■ Problem description
Leave every picture out, and retype all the remaining records exactly.

»»

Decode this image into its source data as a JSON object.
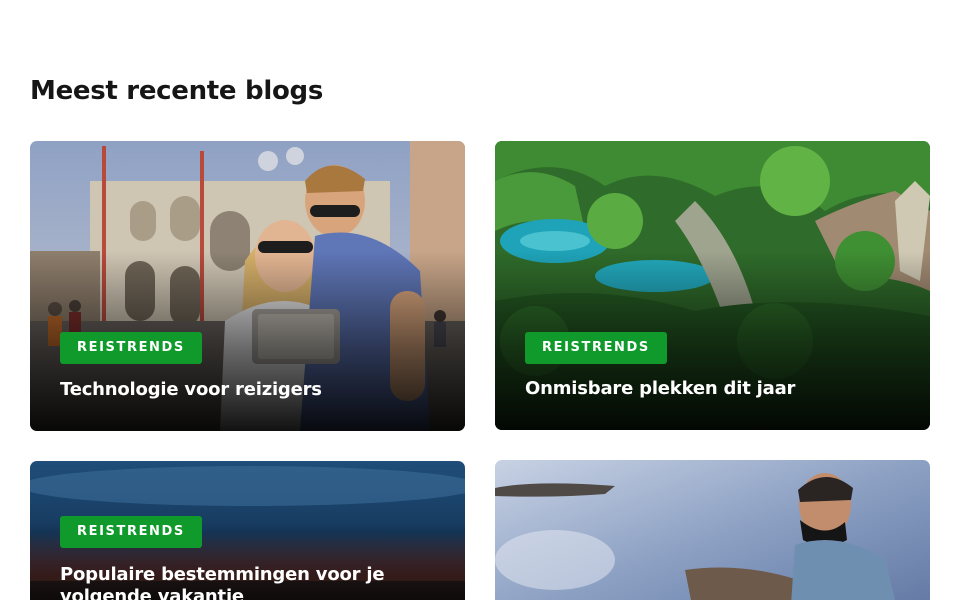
{
  "section": {
    "title": "Meest recente blogs"
  },
  "cards": [
    {
      "category": "REISTRENDS",
      "title": "Technologie voor reizigers",
      "image": "couple-with-tablet-venice-photo"
    },
    {
      "category": "REISTRENDS",
      "title": "Onmisbare plekken dit jaar",
      "image": "turquoise-lakes-forest-photo"
    },
    {
      "category": "REISTRENDS",
      "title": "Populaire bestemmingen voor je volgende vakantie",
      "image": "sunset-beach-photo"
    },
    {
      "image": "man-with-mask-by-sea-photo"
    }
  ],
  "colors": {
    "badge": "#109a2c",
    "heading": "#161616"
  }
}
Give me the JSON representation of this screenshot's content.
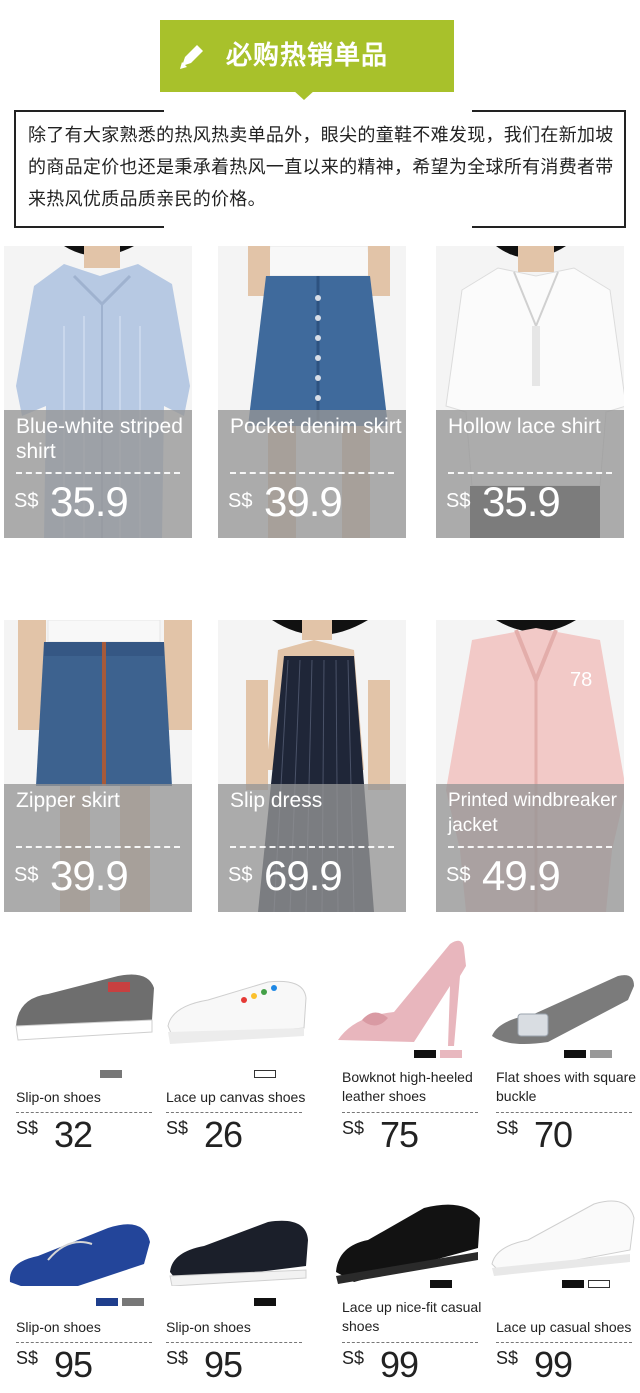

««

■ Answer below
Decode this image into its source data as a JSON object.
{
  "section": {
    "title": "Meest recente blogs"
  },
  "cards": [
    {
      "category": "REISTRENDS",
      "title": "Technologie voor reizigers",
      "image": "couple-with-tablet-venice-photo"
    },
    {
      "category": "REISTRENDS",
      "title": "Onmisbare plekken dit jaar",
      "image": "turquoise-lakes-forest-photo"
    },
    {
      "category": "REISTRENDS",
      "title": "Populaire bestemmingen voor je volgende vakantie",
      "image": "sunset-beach-photo"
    },
    {
      "image": "man-with-mask-by-sea-photo"
    }
  ],
  "colors": {
    "badge": "#109a2c",
    "heading": "#161616"
  }
}
Give me the JSON representation of this screenshot's content.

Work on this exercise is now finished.